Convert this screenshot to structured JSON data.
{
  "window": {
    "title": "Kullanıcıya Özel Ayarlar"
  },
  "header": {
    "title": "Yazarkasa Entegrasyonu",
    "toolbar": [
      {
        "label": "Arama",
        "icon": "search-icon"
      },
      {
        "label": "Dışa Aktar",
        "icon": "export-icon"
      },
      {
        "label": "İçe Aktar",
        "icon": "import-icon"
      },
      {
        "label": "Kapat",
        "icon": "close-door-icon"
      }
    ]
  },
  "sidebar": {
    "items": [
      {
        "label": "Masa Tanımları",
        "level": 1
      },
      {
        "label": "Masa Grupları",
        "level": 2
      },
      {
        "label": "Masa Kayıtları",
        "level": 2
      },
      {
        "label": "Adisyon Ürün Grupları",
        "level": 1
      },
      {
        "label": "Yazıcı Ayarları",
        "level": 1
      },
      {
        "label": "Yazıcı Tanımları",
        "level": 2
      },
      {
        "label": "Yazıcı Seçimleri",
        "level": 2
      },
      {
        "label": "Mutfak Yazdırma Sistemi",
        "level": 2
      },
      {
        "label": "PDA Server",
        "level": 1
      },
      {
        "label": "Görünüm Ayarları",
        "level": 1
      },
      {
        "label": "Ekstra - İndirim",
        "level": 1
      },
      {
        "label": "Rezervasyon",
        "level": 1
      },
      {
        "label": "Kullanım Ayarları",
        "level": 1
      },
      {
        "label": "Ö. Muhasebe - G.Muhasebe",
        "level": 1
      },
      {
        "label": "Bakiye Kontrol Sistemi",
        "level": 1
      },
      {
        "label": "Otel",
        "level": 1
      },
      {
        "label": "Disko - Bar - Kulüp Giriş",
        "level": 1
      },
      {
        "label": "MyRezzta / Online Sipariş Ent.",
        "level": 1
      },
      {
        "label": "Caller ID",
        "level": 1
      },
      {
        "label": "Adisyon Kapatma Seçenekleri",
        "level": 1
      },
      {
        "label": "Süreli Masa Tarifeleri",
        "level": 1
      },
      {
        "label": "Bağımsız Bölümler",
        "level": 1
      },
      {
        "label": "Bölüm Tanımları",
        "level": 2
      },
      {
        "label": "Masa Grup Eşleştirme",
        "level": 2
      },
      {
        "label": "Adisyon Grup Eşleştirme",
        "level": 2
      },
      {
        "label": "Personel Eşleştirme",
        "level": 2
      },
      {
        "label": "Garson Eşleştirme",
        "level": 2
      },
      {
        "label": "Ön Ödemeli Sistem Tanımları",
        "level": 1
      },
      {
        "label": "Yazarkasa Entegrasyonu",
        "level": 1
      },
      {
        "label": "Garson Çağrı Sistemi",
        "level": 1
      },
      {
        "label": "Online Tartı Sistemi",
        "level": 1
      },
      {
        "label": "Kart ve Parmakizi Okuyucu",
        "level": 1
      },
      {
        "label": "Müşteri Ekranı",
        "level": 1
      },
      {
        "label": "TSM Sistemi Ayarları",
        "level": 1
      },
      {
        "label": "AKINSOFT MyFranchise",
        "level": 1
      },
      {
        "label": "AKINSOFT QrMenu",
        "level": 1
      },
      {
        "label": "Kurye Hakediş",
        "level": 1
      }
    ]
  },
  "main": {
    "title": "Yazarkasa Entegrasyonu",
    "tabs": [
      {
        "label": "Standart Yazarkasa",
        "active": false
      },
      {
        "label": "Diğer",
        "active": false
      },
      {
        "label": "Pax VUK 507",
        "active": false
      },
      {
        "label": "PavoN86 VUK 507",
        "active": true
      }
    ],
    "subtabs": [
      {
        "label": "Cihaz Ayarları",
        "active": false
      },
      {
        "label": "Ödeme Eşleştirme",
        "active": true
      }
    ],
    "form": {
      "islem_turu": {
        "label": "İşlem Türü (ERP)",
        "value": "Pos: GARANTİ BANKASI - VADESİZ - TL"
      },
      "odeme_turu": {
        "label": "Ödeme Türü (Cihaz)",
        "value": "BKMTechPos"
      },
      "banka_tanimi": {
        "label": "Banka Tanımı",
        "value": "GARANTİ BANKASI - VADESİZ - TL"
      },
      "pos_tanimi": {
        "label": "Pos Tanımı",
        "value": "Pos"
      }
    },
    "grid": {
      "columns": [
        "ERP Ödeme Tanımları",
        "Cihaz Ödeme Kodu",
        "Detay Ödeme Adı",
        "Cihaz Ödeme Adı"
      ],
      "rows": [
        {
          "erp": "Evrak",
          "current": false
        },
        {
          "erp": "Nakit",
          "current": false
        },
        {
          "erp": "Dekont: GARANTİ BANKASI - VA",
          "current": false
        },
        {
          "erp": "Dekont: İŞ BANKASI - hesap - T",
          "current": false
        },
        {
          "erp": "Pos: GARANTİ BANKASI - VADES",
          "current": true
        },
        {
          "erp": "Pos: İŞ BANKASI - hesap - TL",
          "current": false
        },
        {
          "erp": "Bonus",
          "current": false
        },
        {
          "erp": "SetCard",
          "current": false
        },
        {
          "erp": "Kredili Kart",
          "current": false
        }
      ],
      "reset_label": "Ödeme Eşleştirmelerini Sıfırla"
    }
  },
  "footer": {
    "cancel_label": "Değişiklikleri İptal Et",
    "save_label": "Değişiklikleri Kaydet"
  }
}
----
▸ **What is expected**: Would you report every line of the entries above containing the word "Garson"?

▸ **Reply**:
        "label": "Garson Eşleştirme",
        "label": "Garson Çağrı Sistemi",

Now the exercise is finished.